* _Problem_: The reply must consist of the complete listing, reproduced exactly, with no images included.

* _Available records_:
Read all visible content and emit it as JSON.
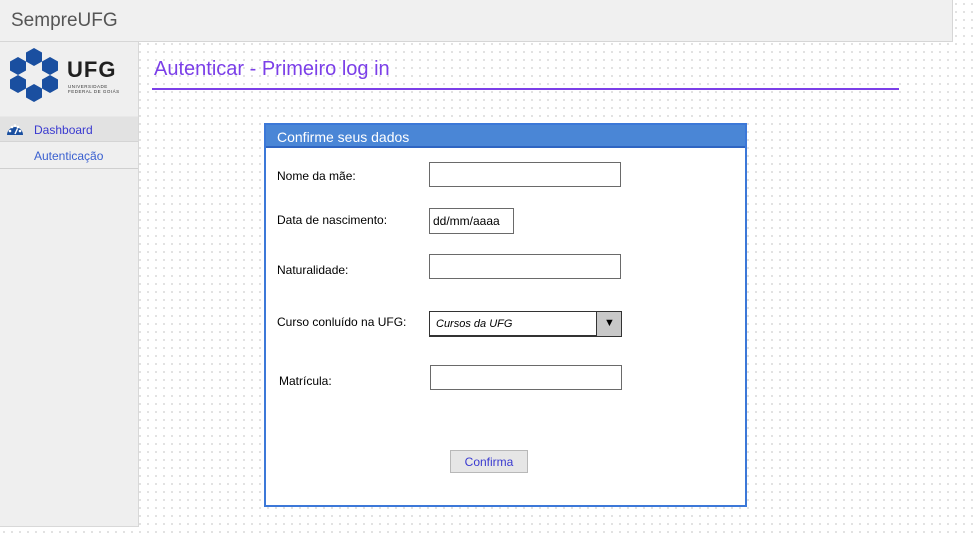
{
  "app": {
    "title": "SempreUFG"
  },
  "logo": {
    "text": "UFG",
    "subtitle": "Universidade Federal de Goiás"
  },
  "sidebar": {
    "items": [
      {
        "label": "Dashboard",
        "icon": "dashboard-icon"
      },
      {
        "label": "Autenticação"
      }
    ]
  },
  "page": {
    "title": "Autenticar - Primeiro log in"
  },
  "form": {
    "header": "Confirme seus dados",
    "fields": {
      "mother_name": {
        "label": "Nome da mãe:",
        "value": ""
      },
      "birth_date": {
        "label": "Data de nascimento:",
        "placeholder": "dd/mm/aaaa"
      },
      "birthplace": {
        "label": "Naturalidade:",
        "value": ""
      },
      "course": {
        "label": "Curso conluído na UFG:",
        "selected": "Cursos da UFG"
      },
      "registration": {
        "label": "Matrícula:",
        "value": ""
      }
    },
    "submit_label": "Confirma"
  },
  "colors": {
    "accent": "#7b3fe8",
    "panel_header": "#4a86d6",
    "panel_border": "#3c78d8",
    "link": "#3a3ad0",
    "logo_blue": "#1a4fa0"
  }
}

* _Answer area_:
Read all visible content and emit it as JSON.
{
  "app": {
    "title": "SempreUFG"
  },
  "logo": {
    "text": "UFG",
    "subtitle": "Universidade Federal de Goiás"
  },
  "sidebar": {
    "items": [
      {
        "label": "Dashboard",
        "icon": "dashboard-icon"
      },
      {
        "label": "Autenticação"
      }
    ]
  },
  "page": {
    "title": "Autenticar - Primeiro log in"
  },
  "form": {
    "header": "Confirme seus dados",
    "fields": {
      "mother_name": {
        "label": "Nome da mãe:",
        "value": ""
      },
      "birth_date": {
        "label": "Data de nascimento:",
        "placeholder": "dd/mm/aaaa"
      },
      "birthplace": {
        "label": "Naturalidade:",
        "value": ""
      },
      "course": {
        "label": "Curso conluído na UFG:",
        "selected": "Cursos da UFG"
      },
      "registration": {
        "label": "Matrícula:",
        "value": ""
      }
    },
    "submit_label": "Confirma"
  },
  "colors": {
    "accent": "#7b3fe8",
    "panel_header": "#4a86d6",
    "panel_border": "#3c78d8",
    "link": "#3a3ad0",
    "logo_blue": "#1a4fa0"
  }
}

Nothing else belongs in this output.